Action item: Copy out, from the entries below, each line that holds the string "WordPress".
Dataset extract START
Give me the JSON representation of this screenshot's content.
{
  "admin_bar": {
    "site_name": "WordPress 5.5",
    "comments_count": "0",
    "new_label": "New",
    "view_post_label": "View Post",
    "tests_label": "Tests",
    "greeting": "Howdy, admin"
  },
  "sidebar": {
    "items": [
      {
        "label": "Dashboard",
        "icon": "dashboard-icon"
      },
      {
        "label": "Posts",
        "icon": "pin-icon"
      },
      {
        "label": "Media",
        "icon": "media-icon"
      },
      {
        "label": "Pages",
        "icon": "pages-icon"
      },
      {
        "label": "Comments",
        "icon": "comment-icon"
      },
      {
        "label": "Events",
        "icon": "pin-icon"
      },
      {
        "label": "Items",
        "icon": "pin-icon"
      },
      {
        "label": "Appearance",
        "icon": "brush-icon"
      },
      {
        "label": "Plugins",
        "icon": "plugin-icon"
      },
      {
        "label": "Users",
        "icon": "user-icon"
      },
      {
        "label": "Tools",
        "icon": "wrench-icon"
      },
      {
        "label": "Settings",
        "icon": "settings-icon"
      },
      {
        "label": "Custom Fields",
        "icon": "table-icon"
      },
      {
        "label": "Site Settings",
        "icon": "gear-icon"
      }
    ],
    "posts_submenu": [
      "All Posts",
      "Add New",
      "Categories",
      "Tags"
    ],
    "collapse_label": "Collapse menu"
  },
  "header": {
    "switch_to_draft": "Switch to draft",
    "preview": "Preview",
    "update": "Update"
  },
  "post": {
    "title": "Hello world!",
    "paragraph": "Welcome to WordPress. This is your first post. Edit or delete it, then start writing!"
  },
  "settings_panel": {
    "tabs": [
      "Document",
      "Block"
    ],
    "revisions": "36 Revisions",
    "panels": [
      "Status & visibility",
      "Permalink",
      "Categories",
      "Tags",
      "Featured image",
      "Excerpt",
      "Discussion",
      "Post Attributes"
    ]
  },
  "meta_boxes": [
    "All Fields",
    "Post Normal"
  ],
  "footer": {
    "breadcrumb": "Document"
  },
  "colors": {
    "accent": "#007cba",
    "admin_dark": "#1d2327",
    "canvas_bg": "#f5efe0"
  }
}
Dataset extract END
Solution to this problem:
    "site_name": "WordPress 5.5",
    "paragraph": "Welcome to WordPress. This is your first post. Edit or delete it, then start writing!"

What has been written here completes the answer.